■ Task directions: Which lines in the records below mention the word "Orbital"? Copy each one out.

■ Page and application data records:
---------------
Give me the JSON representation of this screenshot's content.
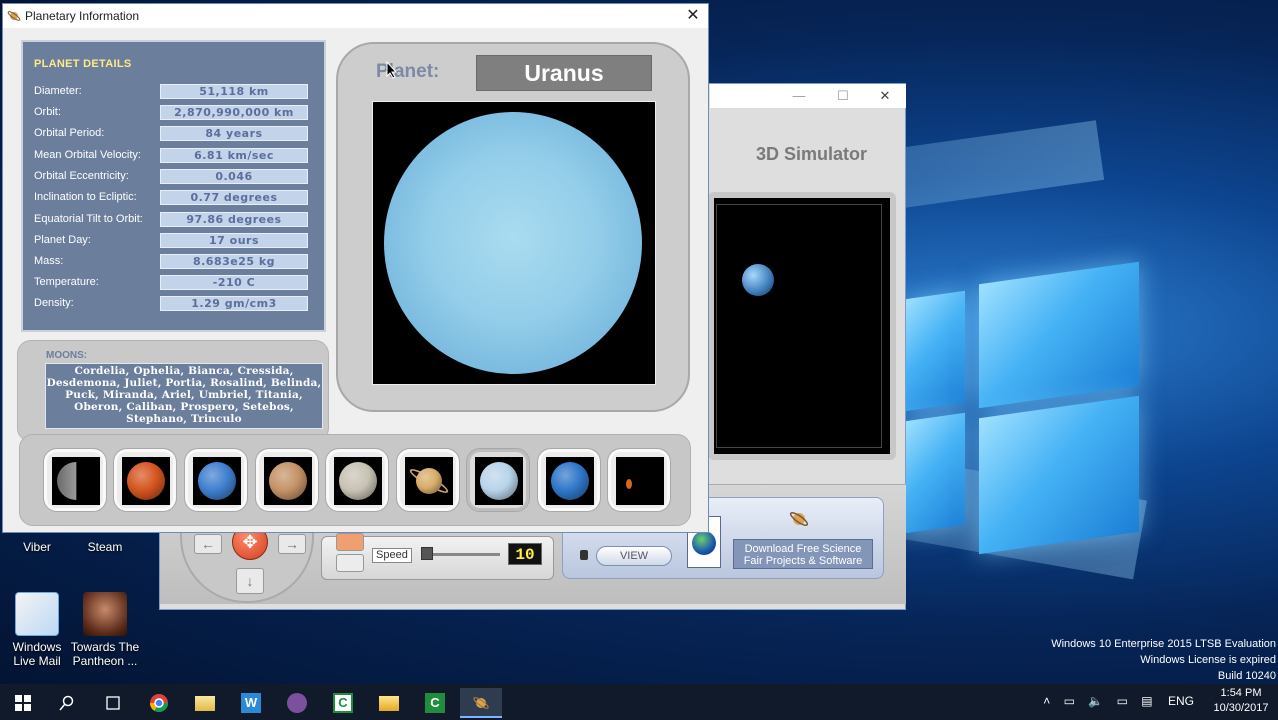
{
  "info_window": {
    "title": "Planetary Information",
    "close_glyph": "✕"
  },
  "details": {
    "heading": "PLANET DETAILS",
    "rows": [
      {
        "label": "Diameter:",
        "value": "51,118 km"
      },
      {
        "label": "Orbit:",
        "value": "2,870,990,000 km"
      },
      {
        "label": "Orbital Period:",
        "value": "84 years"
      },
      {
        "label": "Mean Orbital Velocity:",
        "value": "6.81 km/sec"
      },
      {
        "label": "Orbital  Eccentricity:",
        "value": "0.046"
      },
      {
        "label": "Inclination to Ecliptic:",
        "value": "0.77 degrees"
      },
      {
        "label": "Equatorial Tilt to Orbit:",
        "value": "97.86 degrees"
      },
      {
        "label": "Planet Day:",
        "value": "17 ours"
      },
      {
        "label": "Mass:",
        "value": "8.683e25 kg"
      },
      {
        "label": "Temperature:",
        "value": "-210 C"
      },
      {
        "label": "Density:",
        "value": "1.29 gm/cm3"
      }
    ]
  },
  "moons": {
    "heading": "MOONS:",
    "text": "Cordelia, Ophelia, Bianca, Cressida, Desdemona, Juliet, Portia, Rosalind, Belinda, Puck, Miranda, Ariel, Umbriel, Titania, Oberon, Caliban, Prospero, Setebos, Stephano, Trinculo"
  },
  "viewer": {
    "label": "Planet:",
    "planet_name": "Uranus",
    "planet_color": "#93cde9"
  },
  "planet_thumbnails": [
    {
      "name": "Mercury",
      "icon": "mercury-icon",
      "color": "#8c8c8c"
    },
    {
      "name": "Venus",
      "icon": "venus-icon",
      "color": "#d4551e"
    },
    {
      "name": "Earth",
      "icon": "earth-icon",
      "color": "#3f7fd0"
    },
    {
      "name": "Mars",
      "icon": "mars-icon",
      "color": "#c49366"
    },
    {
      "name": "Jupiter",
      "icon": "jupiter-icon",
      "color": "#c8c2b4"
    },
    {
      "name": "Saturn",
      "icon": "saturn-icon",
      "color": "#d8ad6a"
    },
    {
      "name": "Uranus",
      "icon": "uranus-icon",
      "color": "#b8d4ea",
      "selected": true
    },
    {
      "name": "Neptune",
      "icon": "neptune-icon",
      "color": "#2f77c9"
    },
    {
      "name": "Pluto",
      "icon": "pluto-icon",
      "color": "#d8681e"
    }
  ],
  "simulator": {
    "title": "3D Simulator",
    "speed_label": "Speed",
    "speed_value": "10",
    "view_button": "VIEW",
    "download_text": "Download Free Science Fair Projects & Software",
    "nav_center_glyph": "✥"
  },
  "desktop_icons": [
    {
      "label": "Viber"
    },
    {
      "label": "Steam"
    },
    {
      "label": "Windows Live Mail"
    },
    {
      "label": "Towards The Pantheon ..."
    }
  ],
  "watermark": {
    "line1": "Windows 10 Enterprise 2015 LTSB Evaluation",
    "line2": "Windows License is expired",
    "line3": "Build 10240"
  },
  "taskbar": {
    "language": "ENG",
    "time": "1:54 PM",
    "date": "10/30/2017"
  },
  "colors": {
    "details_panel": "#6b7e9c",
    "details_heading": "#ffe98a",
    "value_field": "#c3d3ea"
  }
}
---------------
■ Answer space:
        "label": "Orbital Period:",
        "label": "Mean Orbital Velocity:",
        "label": "Orbital  Eccentricity:",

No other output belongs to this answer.